Shattered (a/k/a Rogue Finds a Boyfriend got a major bump up the TBR due to the fact that it seemed to be extremely polarizing. Although I don’t read reviews before I’ve read a book, I do check out how many stars various books earned from my GR compadres. Morbid curiosity leads me to immediately want to read something that has an overwhelming amount of either 1 Star or 5 Star ratings and not much in between. Boy did this one fit the bill!
Some things I know for certain. Things like I love me some YA and tales of dystopian societies suit me just fine. I wasn’t surprised to find myself not hating Shattered at the start. The world building was solid and there was a nice little hodge-podge of storylines running. Sometimes a little bit of everything is just what the doctor ordered and at least this one made no qualms that it was going to be lovey-dovey. Seriously, if you were deprived of human contact your entire life for fear of killing whoever you touched, wouldn’t one of your top priorities maybe be just being able to feel someone else’s skin (some days maybe even as much as you wanted food and sunshine)????

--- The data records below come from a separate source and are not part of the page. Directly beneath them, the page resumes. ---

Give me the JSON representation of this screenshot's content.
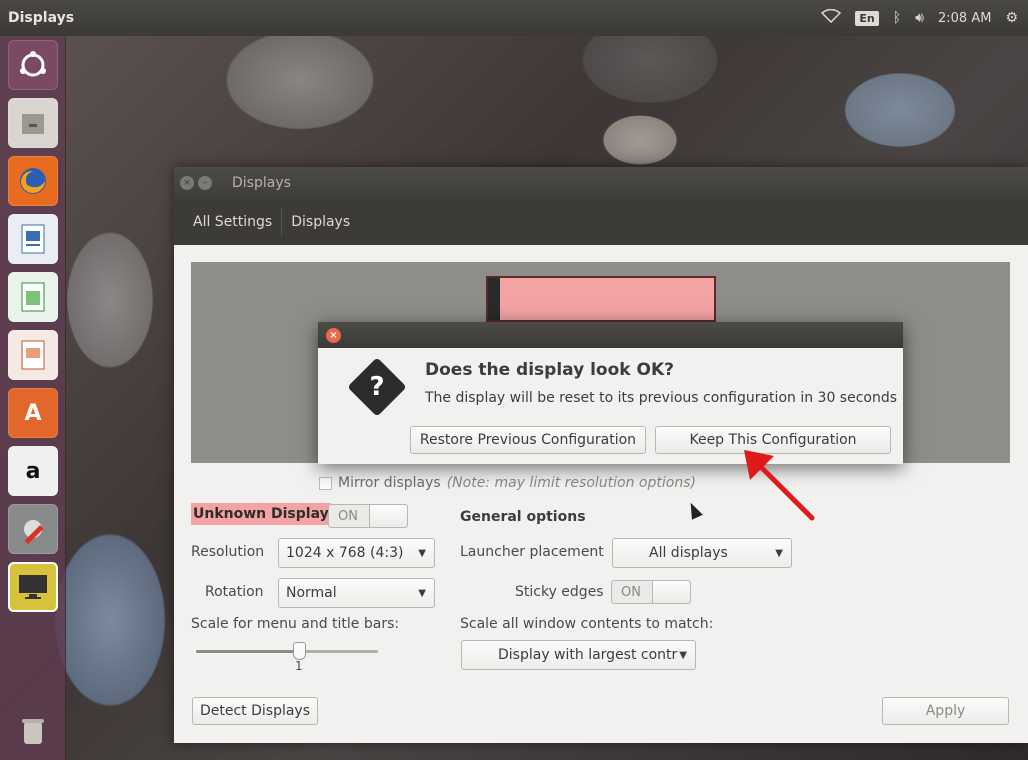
{
  "top_panel": {
    "title": "Displays",
    "lang": "En",
    "time": "2:08 AM"
  },
  "launcher": {
    "items": [
      "ubuntu-icon",
      "files-icon",
      "firefox-icon",
      "writer-icon",
      "calc-icon",
      "impress-icon",
      "software-center-icon",
      "amazon-icon",
      "system-settings-icon",
      "displays-icon",
      "trash-icon"
    ]
  },
  "window": {
    "title": "Displays",
    "toolbar": {
      "all_settings": "All Settings",
      "displays": "Displays"
    },
    "mirror": {
      "label": "Mirror displays",
      "note": "(Note: may limit resolution options)"
    },
    "display_name": "Unknown Display",
    "display_toggle": "ON",
    "resolution_label": "Resolution",
    "resolution_value": "1024 x 768 (4:3)",
    "rotation_label": "Rotation",
    "rotation_value": "Normal",
    "scale_label": "Scale for menu and title bars:",
    "scale_value": "1",
    "general_heading": "General options",
    "launcher_placement_label": "Launcher placement",
    "launcher_placement_value": "All displays",
    "sticky_edges_label": "Sticky edges",
    "sticky_edges_toggle": "ON",
    "scale_all_label": "Scale all window contents to match:",
    "scale_all_value": "Display with largest contr",
    "detect_button": "Detect Displays",
    "apply_button": "Apply"
  },
  "dialog": {
    "heading": "Does the display look OK?",
    "message": "The display will be reset to its previous configuration in 30 seconds",
    "restore_button": "Restore Previous Configuration",
    "keep_button": "Keep This Configuration"
  },
  "colors": {
    "display_highlight": "#f3a3a3",
    "annotation_arrow": "#e0191b",
    "close_button": "#e96a4a"
  }
}
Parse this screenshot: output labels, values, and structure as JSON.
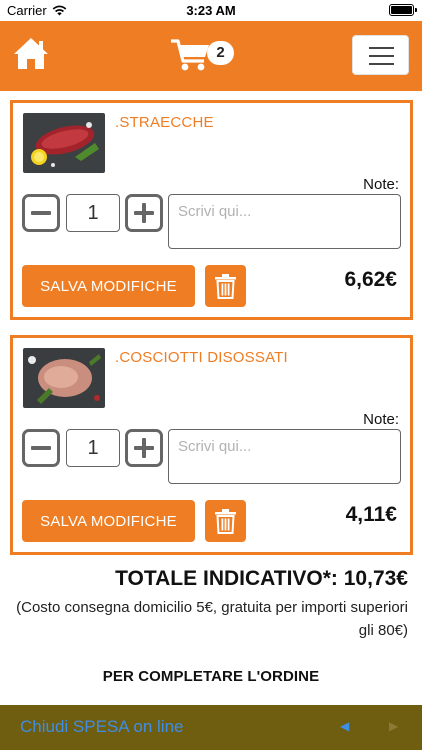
{
  "status_bar": {
    "carrier": "Carrier",
    "time": "3:23 AM"
  },
  "header": {
    "cart_count": "2"
  },
  "products": [
    {
      "name": ".STRAECCHE",
      "note_label": "Note:",
      "quantity": "1",
      "note_placeholder": "Scrivi qui...",
      "save_label": "SALVA MODIFICHE",
      "price": "6,62€"
    },
    {
      "name": ".COSCIOTTI DISOSSATI",
      "note_label": "Note:",
      "quantity": "1",
      "note_placeholder": "Scrivi qui...",
      "save_label": "SALVA MODIFICHE",
      "price": "4,11€"
    }
  ],
  "summary": {
    "total": "TOTALE INDICATIVO*: 10,73€",
    "delivery_note": "(Costo consegna domicilio 5€, gratuita per importi superiori gli 80€)",
    "complete_label": "PER COMPLETARE L'ORDINE"
  },
  "bottom_bar": {
    "link_label": "Chiudi SPESA on line",
    "back_icon": "◀",
    "forward_icon": "▶"
  },
  "colors": {
    "accent": "#ee7d23",
    "bottom_bar": "#6f5d10",
    "link": "#3d8ee6"
  }
}
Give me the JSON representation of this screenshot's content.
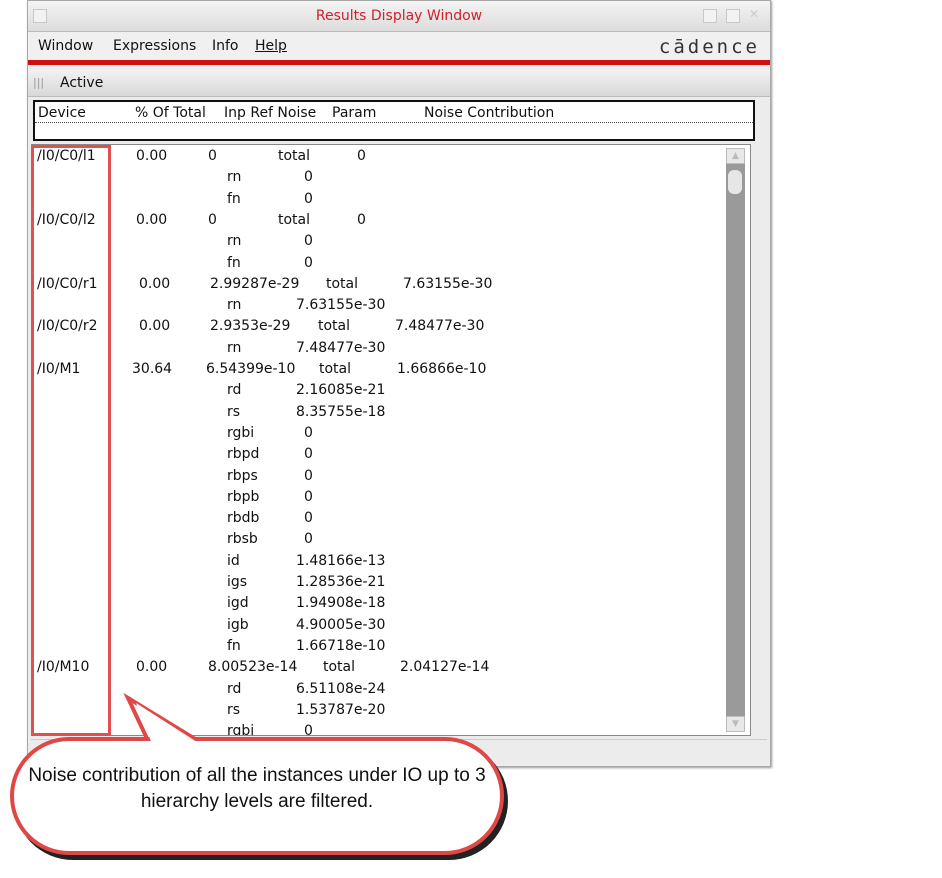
{
  "window": {
    "title": "Results Display Window",
    "logo": "cādence"
  },
  "menu": [
    "Window",
    "Expressions",
    "Info",
    "Help"
  ],
  "toolbar": {
    "label": "Active"
  },
  "columns": [
    "Device",
    "% Of Total",
    "Inp Ref Noise",
    "Param",
    "Noise Contribution"
  ],
  "rows": [
    [
      "/I0/C0/l1",
      "0.00",
      "0",
      "total",
      "0"
    ],
    [
      "",
      "",
      "",
      "rn",
      "0"
    ],
    [
      "",
      "",
      "",
      "fn",
      "0"
    ],
    [
      "/I0/C0/l2",
      "0.00",
      "0",
      "total",
      "0"
    ],
    [
      "",
      "",
      "",
      "rn",
      "0"
    ],
    [
      "",
      "",
      "",
      "fn",
      "0"
    ],
    [
      "/I0/C0/r1",
      "0.00",
      "2.99287e-29",
      "total",
      "7.63155e-30"
    ],
    [
      "",
      "",
      "",
      "rn",
      "7.63155e-30"
    ],
    [
      "/I0/C0/r2",
      "0.00",
      "2.9353e-29",
      "total",
      "7.48477e-30"
    ],
    [
      "",
      "",
      "",
      "rn",
      "7.48477e-30"
    ],
    [
      "/I0/M1",
      "30.64",
      "6.54399e-10",
      "total",
      "1.66866e-10"
    ],
    [
      "",
      "",
      "",
      "rd",
      "2.16085e-21"
    ],
    [
      "",
      "",
      "",
      "rs",
      "8.35755e-18"
    ],
    [
      "",
      "",
      "",
      "rgbi",
      "0"
    ],
    [
      "",
      "",
      "",
      "rbpd",
      "0"
    ],
    [
      "",
      "",
      "",
      "rbps",
      "0"
    ],
    [
      "",
      "",
      "",
      "rbpb",
      "0"
    ],
    [
      "",
      "",
      "",
      "rbdb",
      "0"
    ],
    [
      "",
      "",
      "",
      "rbsb",
      "0"
    ],
    [
      "",
      "",
      "",
      "id",
      "1.48166e-13"
    ],
    [
      "",
      "",
      "",
      "igs",
      "1.28536e-21"
    ],
    [
      "",
      "",
      "",
      "igd",
      "1.94908e-18"
    ],
    [
      "",
      "",
      "",
      "igb",
      "4.90005e-30"
    ],
    [
      "",
      "",
      "",
      "fn",
      "1.66718e-10"
    ],
    [
      "/I0/M10",
      "0.00",
      "8.00523e-14",
      "total",
      "2.04127e-14"
    ],
    [
      "",
      "",
      "",
      "rd",
      "6.51108e-24"
    ],
    [
      "",
      "",
      "",
      "rs",
      "1.53787e-20"
    ],
    [
      "",
      "",
      "",
      "rgbi",
      "0"
    ]
  ],
  "callout": {
    "text": "Noise contribution of all the instances under IO up to 3 hierarchy levels are filtered."
  },
  "colors": {
    "accent": "#d01010",
    "highlight": "#e04848"
  }
}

One thing that just JUMPED out at me was how much Tahereh Mafi likes WORDS. Lots of words. Most of them pretty simple, but a quantity that more than made up for the quality. I found myself flipping to the back cover to see if English was her first language. English offers plenty of opportunity to use 100 words when 10 would suffice, so I thought perhaps Mafi was very proud of how fluent she was in a second language. So much for that line of thinking. Turns out she’s from Connecticut. Huh. I let it ride for the first 100 pages or so, but eventually found that tiny sliver in my foot was starting to feel like an entire tree wedged under my skin. I’m a trooper, so I squirmed and complained my way through the excessive use of language only to find myself pleasantly surprised that around the 2/3 mark Mafi started getting to the point and cutting out the extra verbiage. And then things took an interesting twist. Interesting enough that I’m intrigued where Juliette’s story will lead in Book #2. Mafi has a new (old???? read it and you’ll understand) idea and I’m intrigued. Maybe even enough to break my rule of “Never Read Past Book #1 in a Series”, so I have to give her some props. The cover art, however, is almost unforgiveable. Lucky for Mafi/the publisher/the artist so many were reading this book. I would have NEVER picked up something that looked like an episode of “Project Runway” otherwise.